Tell how many lines in the data contain the word "Lukáš", and leave out everything else.

*Data to process*
§ §

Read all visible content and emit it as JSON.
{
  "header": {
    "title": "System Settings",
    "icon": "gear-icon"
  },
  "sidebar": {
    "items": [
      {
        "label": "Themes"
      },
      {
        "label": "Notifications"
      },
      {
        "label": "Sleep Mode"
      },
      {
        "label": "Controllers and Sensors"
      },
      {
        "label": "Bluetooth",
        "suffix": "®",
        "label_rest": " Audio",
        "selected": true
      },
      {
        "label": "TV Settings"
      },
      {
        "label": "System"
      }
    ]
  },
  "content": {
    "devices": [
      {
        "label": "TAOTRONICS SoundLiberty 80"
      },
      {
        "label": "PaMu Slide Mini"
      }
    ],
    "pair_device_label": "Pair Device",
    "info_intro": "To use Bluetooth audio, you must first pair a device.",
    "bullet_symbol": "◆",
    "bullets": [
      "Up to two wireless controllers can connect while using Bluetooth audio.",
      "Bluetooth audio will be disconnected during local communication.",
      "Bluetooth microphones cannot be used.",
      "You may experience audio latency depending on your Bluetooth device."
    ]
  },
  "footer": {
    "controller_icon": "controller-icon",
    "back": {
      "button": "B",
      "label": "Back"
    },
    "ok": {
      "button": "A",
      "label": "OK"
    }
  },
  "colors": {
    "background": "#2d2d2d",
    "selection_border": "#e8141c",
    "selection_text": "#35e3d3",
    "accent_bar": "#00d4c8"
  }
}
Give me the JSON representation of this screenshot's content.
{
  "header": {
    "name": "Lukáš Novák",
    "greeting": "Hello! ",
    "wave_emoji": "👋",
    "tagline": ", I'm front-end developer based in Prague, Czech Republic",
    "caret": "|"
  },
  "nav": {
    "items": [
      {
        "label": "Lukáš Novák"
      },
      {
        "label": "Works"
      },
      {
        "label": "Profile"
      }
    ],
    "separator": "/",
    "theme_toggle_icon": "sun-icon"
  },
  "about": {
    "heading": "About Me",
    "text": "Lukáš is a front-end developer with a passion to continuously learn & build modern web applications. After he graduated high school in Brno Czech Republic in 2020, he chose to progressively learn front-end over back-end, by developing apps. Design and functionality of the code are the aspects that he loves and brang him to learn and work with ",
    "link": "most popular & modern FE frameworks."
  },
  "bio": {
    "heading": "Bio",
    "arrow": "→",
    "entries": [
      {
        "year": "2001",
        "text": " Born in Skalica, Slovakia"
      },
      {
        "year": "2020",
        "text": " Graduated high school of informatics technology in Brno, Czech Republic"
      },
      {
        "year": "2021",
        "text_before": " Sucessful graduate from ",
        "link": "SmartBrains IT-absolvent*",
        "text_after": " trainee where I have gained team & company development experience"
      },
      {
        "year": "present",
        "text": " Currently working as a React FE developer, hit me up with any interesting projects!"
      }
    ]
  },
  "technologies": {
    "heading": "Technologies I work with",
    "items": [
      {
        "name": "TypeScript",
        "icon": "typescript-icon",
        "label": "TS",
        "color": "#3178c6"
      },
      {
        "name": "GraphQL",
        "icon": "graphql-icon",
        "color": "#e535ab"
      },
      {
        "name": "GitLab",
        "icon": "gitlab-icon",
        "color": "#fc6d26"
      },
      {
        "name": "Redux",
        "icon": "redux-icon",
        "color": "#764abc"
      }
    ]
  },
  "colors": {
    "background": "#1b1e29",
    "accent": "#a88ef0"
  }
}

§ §

*Response area*
3